Items from a dataset
=== Section Start ===

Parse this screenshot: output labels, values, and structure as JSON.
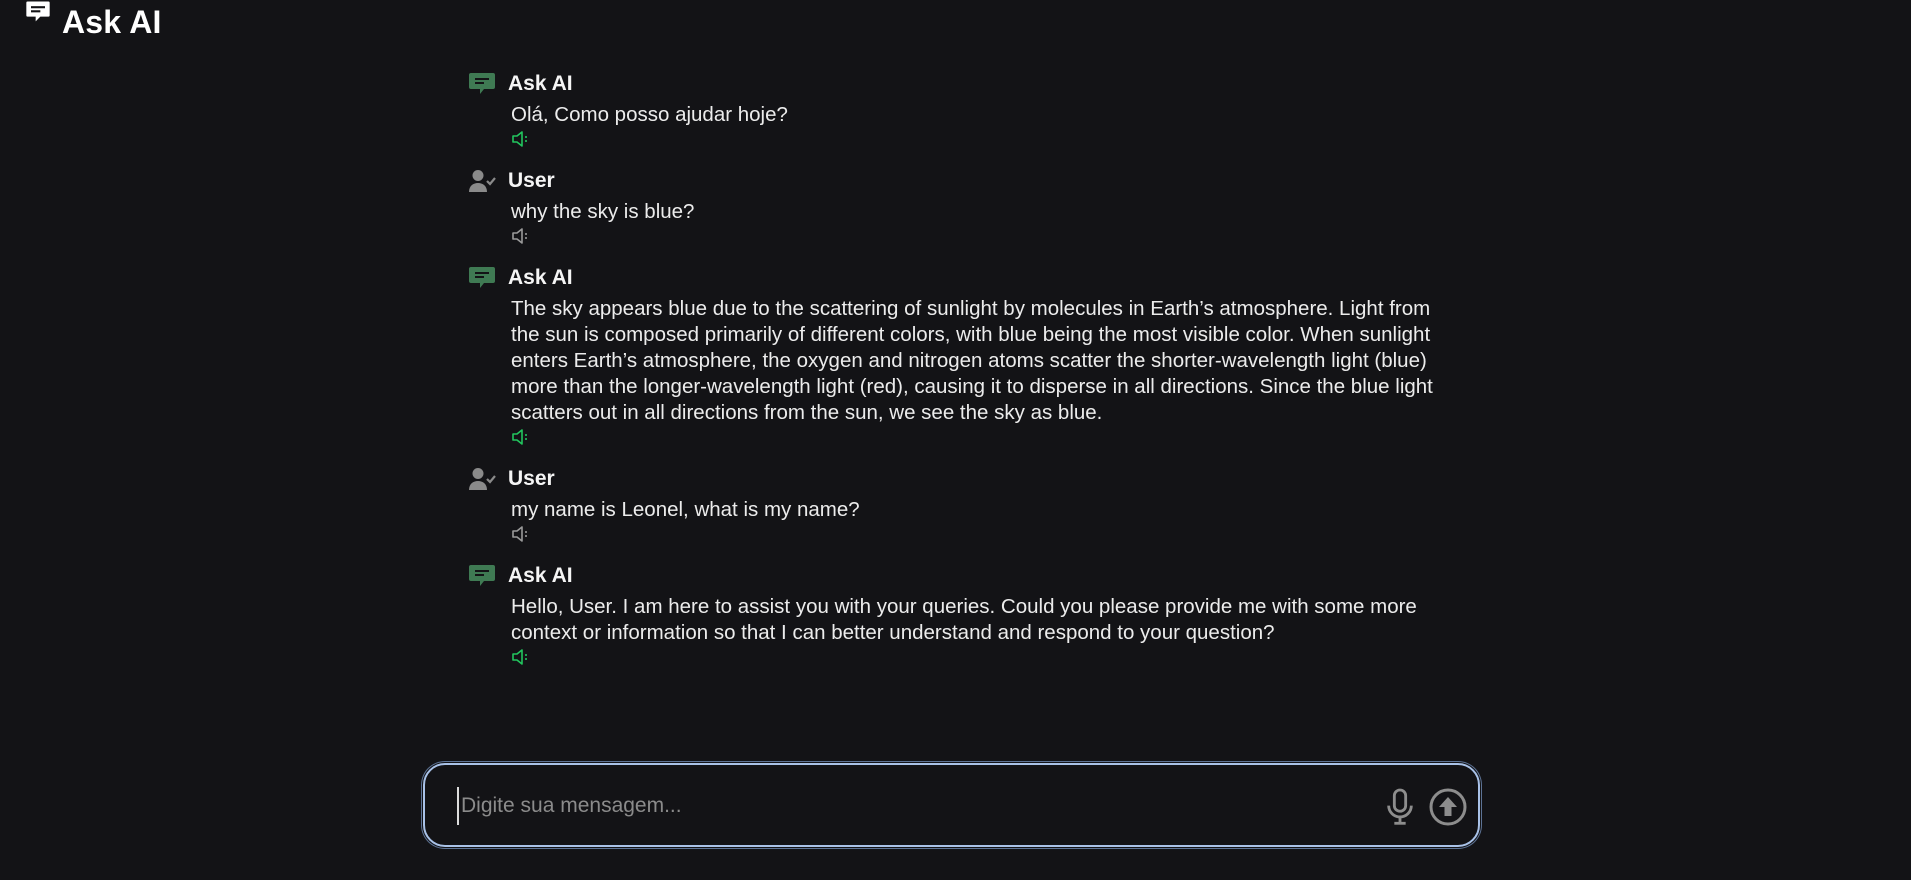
{
  "app": {
    "title": "Ask AI",
    "icon": "chat-bubble-icon"
  },
  "colors": {
    "background": "#131316",
    "ai_icon": "#3f7a53",
    "user_icon": "#8a8a8a",
    "speaker_ai": "#22c55e",
    "speaker_user": "#9a9a9a",
    "composer_border": "#a9c2e8"
  },
  "messages": [
    {
      "role": "ai",
      "name": "Ask AI",
      "icon": "chat-bubble-icon",
      "text": "Olá, Como posso ajudar hoje?",
      "speaker_icon": "speaker-icon"
    },
    {
      "role": "user",
      "name": "User",
      "icon": "user-check-icon",
      "text": "why the sky is blue?",
      "speaker_icon": "speaker-icon"
    },
    {
      "role": "ai",
      "name": "Ask AI",
      "icon": "chat-bubble-icon",
      "text": "The sky appears blue due to the scattering of sunlight by molecules in Earth’s atmosphere. Light from the sun is composed primarily of different colors, with blue being the most visible color. When sunlight enters Earth’s atmosphere, the oxygen and nitrogen atoms scatter the shorter-wavelength light (blue) more than the longer-wavelength light (red), causing it to disperse in all directions. Since the blue light scatters out in all directions from the sun, we see the sky as blue.",
      "speaker_icon": "speaker-icon"
    },
    {
      "role": "user",
      "name": "User",
      "icon": "user-check-icon",
      "text": "my name is Leonel, what is my name?",
      "speaker_icon": "speaker-icon"
    },
    {
      "role": "ai",
      "name": "Ask AI",
      "icon": "chat-bubble-icon",
      "text": "Hello, User. I am here to assist you with your queries. Could you please provide me with some more context or information so that I can better understand and respond to your question?",
      "speaker_icon": "speaker-icon"
    }
  ],
  "composer": {
    "placeholder": "Digite sua mensagem...",
    "value": "",
    "mic_icon": "microphone-icon",
    "send_icon": "arrow-up-circle-icon"
  }
}
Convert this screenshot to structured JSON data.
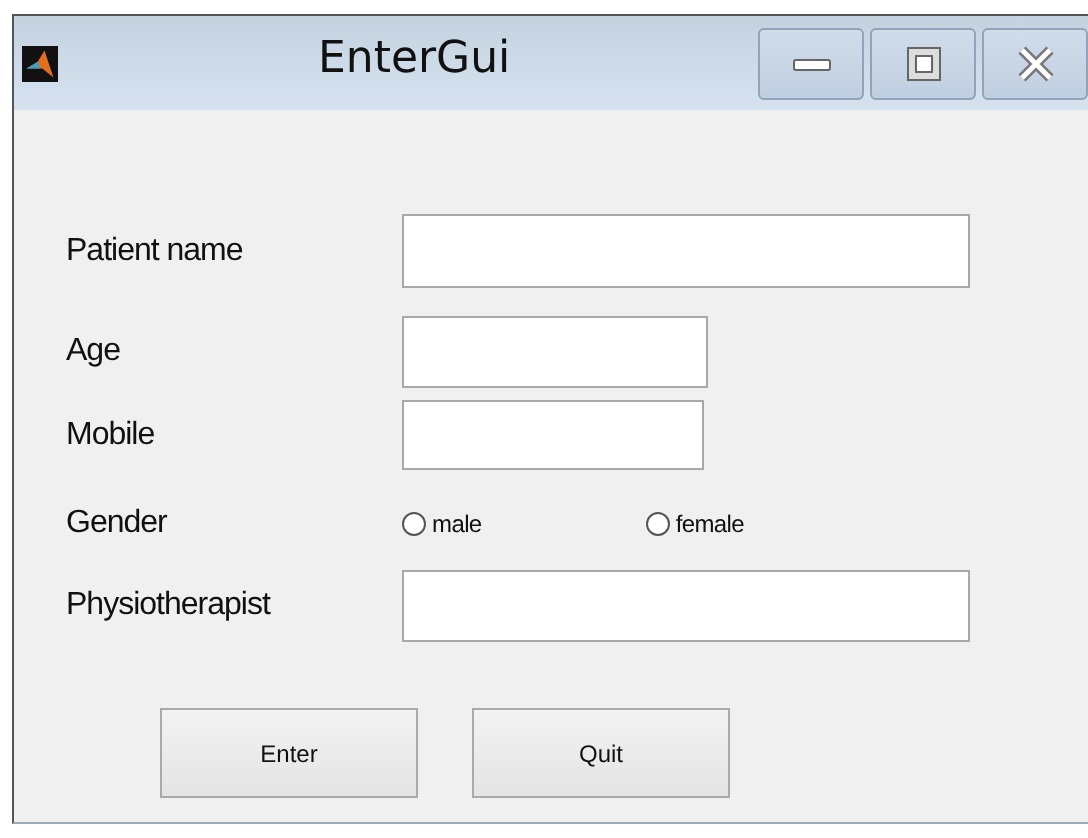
{
  "window": {
    "title": "EnterGui"
  },
  "fields": [
    {
      "kind": "text",
      "label": "Patient name"
    },
    {
      "kind": "text",
      "label": "Age"
    },
    {
      "kind": "text",
      "label": "Mobile"
    },
    {
      "kind": "radio",
      "label": "Gender",
      "options": [
        {
          "label": "male",
          "selected": false
        },
        {
          "label": "female",
          "selected": false
        }
      ]
    },
    {
      "kind": "text",
      "label": "Physiotherapist"
    }
  ],
  "buttons": [
    "Enter",
    "Quit"
  ]
}
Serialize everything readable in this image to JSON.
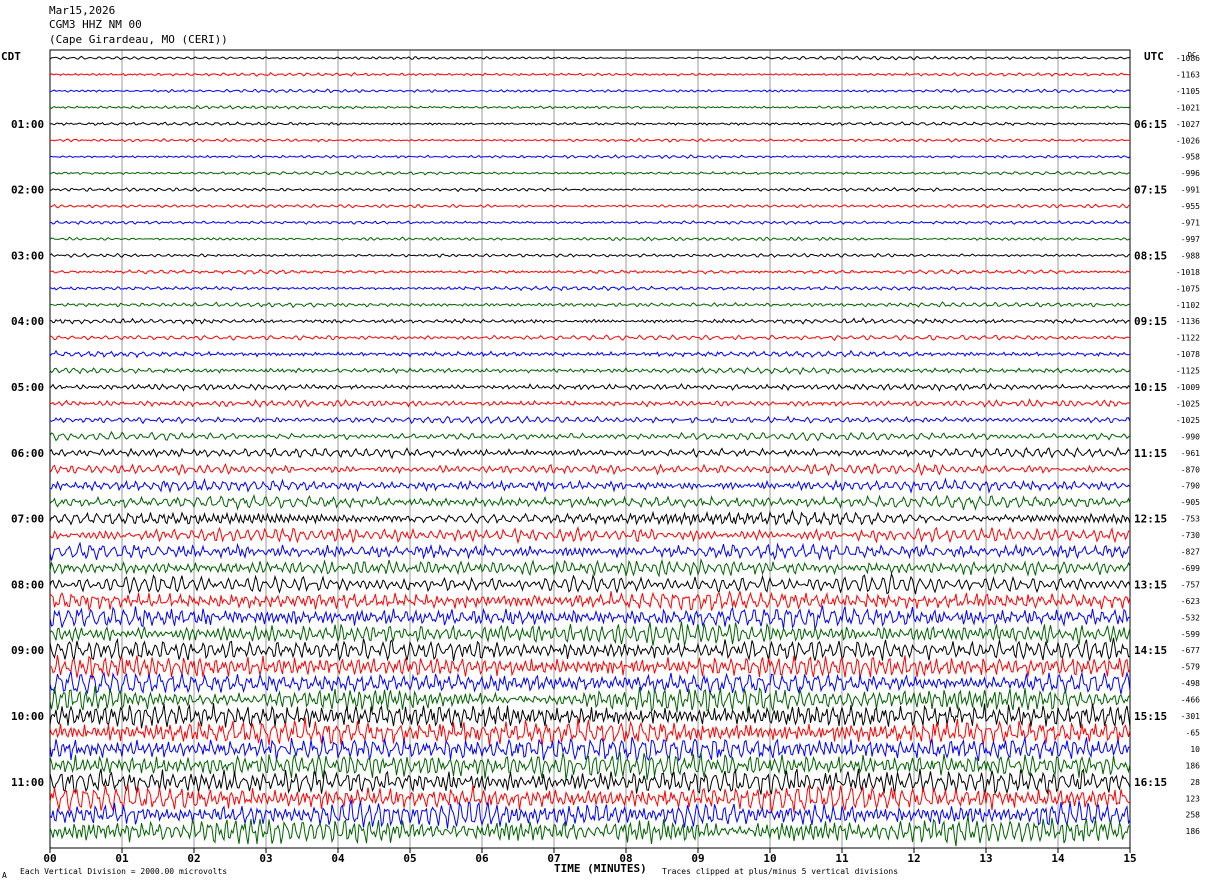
{
  "header": {
    "date": "Mar15,2026",
    "station": "CGM3 HHZ NM 00",
    "location": "(Cape Girardeau, MO (CERI))"
  },
  "left_zone": "CDT",
  "right_zone": "UTC",
  "dc_label": "DC",
  "footer": {
    "scale": "Each Vertical Division = 2000.00 microvolts",
    "xtitle": "TIME (MINUTES)",
    "clip": "Traces clipped at plus/minus 5 vertical divisions",
    "mark": "A"
  },
  "trace_colors": [
    "#000000",
    "#ff0000",
    "#0000ff",
    "#006400"
  ],
  "grid_color": "#000000",
  "chart_data": {
    "type": "line",
    "title": "CGM3 HHZ NM 00",
    "xlabel": "TIME (MINUTES)",
    "xlim": [
      0,
      15
    ],
    "x_ticks": [
      "00",
      "01",
      "02",
      "03",
      "04",
      "05",
      "06",
      "07",
      "08",
      "09",
      "10",
      "11",
      "12",
      "13",
      "14",
      "15"
    ],
    "left_hour_labels": [
      "01:00",
      "02:00",
      "03:00",
      "04:00",
      "05:00",
      "06:00",
      "07:00",
      "08:00",
      "09:00",
      "10:00",
      "11:00"
    ],
    "right_hour_labels": [
      "06:15",
      "07:15",
      "08:15",
      "09:15",
      "10:15",
      "11:15",
      "12:15",
      "13:15",
      "14:15",
      "15:15",
      "16:15"
    ],
    "trace_count": 48,
    "dc_offsets": [
      -1086,
      -1163,
      -1105,
      -1021,
      -1027,
      -1026,
      -958,
      -996,
      -991,
      -955,
      -971,
      -997,
      -988,
      -1018,
      -1075,
      -1102,
      -1136,
      -1122,
      -1078,
      -1125,
      -1009,
      -1025,
      -1025,
      -990,
      -961,
      -870,
      -790,
      -905,
      -753,
      -730,
      -827,
      -699,
      -757,
      -623,
      -532,
      -599,
      -677,
      -579,
      -498,
      -466,
      -301,
      -65,
      10,
      186,
      28,
      123,
      258,
      186
    ],
    "relative_amplitude": [
      0.12,
      0.12,
      0.12,
      0.12,
      0.12,
      0.12,
      0.12,
      0.12,
      0.13,
      0.13,
      0.13,
      0.13,
      0.14,
      0.15,
      0.16,
      0.17,
      0.18,
      0.2,
      0.21,
      0.22,
      0.24,
      0.25,
      0.27,
      0.3,
      0.35,
      0.38,
      0.42,
      0.48,
      0.52,
      0.55,
      0.58,
      0.62,
      0.68,
      0.72,
      0.78,
      0.82,
      0.85,
      0.88,
      0.9,
      0.92,
      0.95,
      0.98,
      1.0,
      1.0,
      1.0,
      1.0,
      1.0,
      1.0
    ],
    "grid": true,
    "clip_divisions": 5,
    "division_microvolts": 2000
  }
}
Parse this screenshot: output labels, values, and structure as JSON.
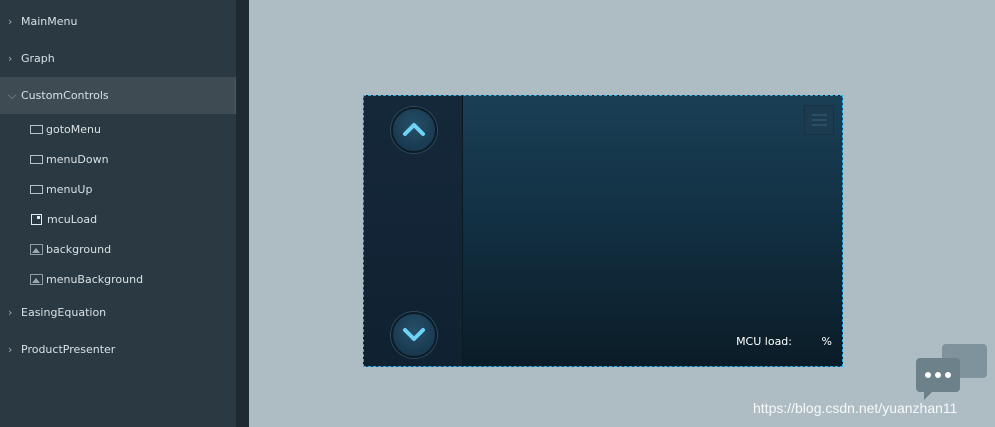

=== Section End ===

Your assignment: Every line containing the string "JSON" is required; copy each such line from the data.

Answer to the problem:
Parse this screenshot: output labels, values, and structure as JSON.
Convert this screenshot to structured JSON data.
Serialize everything readable in this image to JSON.
Parse this screenshot: output labels, values, and structure as JSON.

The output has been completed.